[Start of section]

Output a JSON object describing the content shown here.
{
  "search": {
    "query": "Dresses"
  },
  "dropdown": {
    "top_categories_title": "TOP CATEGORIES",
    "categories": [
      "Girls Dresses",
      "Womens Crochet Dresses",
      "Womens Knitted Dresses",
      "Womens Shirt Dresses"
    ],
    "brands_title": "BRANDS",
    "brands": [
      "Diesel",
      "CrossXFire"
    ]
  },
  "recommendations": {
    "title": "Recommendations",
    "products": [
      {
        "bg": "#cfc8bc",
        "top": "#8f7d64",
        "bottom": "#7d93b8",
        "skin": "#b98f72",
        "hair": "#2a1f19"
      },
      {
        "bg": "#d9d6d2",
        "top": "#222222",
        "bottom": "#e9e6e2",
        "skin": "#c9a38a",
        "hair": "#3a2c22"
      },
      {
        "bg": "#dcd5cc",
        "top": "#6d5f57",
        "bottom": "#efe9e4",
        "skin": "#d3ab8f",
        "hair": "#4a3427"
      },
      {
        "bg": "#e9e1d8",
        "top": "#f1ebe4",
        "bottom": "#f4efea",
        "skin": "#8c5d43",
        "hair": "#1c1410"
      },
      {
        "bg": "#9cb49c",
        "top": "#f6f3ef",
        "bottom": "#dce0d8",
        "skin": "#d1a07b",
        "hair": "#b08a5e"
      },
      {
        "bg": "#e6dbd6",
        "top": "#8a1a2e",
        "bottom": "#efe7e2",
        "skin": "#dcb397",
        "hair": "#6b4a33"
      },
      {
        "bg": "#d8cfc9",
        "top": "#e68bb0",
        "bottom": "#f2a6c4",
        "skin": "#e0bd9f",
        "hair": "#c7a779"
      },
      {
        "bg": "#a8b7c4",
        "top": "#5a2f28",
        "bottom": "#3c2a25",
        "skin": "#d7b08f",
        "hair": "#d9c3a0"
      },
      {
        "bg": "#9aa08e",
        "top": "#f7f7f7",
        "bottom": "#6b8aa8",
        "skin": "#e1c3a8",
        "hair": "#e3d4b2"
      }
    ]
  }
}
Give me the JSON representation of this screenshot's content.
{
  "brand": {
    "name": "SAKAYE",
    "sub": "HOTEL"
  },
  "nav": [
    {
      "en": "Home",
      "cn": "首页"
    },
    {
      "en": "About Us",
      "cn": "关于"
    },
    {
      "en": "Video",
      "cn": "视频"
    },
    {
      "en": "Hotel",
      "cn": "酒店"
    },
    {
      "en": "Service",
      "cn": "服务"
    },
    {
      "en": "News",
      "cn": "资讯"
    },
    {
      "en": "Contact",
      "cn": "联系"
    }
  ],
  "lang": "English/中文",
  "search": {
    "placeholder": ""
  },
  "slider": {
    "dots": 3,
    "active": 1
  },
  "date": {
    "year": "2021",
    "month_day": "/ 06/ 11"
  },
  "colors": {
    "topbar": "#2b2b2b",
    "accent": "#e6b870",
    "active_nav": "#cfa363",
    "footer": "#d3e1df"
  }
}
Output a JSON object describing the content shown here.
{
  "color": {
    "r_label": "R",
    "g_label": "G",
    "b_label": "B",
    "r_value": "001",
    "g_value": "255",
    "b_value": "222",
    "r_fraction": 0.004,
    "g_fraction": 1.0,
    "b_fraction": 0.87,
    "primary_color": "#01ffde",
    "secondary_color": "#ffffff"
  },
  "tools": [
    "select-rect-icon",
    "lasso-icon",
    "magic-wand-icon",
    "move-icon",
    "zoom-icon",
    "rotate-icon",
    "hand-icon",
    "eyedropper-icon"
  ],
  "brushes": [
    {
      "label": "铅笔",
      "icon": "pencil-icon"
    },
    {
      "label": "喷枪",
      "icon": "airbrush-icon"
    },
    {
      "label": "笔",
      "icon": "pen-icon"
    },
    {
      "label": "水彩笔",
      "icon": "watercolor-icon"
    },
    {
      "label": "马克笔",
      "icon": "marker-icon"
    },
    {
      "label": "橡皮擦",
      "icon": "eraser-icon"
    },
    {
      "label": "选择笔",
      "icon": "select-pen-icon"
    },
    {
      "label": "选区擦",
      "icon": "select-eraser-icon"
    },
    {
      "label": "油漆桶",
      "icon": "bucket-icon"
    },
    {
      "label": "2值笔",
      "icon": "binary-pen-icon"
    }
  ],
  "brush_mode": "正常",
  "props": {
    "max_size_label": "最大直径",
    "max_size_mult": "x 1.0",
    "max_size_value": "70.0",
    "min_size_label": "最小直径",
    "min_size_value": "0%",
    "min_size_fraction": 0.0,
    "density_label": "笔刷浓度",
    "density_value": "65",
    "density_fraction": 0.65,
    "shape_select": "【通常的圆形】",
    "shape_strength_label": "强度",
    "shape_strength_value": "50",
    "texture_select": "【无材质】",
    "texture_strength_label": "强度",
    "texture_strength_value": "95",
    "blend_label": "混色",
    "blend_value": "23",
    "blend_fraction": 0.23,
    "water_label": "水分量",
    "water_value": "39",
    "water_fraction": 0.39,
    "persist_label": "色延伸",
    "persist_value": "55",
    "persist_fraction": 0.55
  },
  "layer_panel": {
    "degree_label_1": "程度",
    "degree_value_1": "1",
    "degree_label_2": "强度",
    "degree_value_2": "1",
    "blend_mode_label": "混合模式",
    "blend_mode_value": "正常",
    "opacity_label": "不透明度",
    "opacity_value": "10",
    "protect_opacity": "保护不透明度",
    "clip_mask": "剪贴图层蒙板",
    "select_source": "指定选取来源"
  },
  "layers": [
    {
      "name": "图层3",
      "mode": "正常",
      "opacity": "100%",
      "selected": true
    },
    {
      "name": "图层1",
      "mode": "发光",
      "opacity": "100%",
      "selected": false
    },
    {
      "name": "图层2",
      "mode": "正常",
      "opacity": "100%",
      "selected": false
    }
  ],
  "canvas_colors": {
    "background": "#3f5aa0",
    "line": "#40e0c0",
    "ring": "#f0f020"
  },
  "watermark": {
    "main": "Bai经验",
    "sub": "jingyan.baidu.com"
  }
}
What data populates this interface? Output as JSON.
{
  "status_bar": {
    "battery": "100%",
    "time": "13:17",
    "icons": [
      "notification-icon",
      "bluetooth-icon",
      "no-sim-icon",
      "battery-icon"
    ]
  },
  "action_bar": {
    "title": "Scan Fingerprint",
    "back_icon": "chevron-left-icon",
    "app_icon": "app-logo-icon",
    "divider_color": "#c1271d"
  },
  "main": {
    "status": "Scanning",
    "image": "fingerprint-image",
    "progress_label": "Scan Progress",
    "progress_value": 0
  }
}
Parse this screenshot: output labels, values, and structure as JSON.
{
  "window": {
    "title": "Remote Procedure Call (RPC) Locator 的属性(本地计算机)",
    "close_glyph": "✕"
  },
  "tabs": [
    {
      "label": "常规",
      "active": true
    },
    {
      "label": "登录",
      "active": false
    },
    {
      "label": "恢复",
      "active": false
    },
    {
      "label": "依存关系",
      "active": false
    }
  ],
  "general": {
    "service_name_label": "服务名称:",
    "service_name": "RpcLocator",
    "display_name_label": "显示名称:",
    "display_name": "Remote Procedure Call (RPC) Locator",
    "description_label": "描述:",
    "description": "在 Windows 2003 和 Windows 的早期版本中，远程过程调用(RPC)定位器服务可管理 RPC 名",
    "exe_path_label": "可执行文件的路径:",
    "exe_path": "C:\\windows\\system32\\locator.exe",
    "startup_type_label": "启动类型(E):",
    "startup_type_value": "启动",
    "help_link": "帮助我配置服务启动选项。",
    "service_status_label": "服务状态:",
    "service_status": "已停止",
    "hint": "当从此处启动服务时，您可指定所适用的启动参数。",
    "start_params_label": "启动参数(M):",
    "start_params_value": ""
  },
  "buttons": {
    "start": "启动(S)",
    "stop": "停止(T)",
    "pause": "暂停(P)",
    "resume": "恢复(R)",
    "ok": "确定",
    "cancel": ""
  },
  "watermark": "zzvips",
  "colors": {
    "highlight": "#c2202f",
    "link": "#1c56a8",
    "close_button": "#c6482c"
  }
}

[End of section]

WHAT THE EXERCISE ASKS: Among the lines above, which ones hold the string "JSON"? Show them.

TASK SOLUTION:
Output a JSON object describing the content shown here.
Give me the JSON representation of this screenshot's content.
Output a JSON object describing the content shown here.
What data populates this interface? Output as JSON.
Parse this screenshot: output labels, values, and structure as JSON.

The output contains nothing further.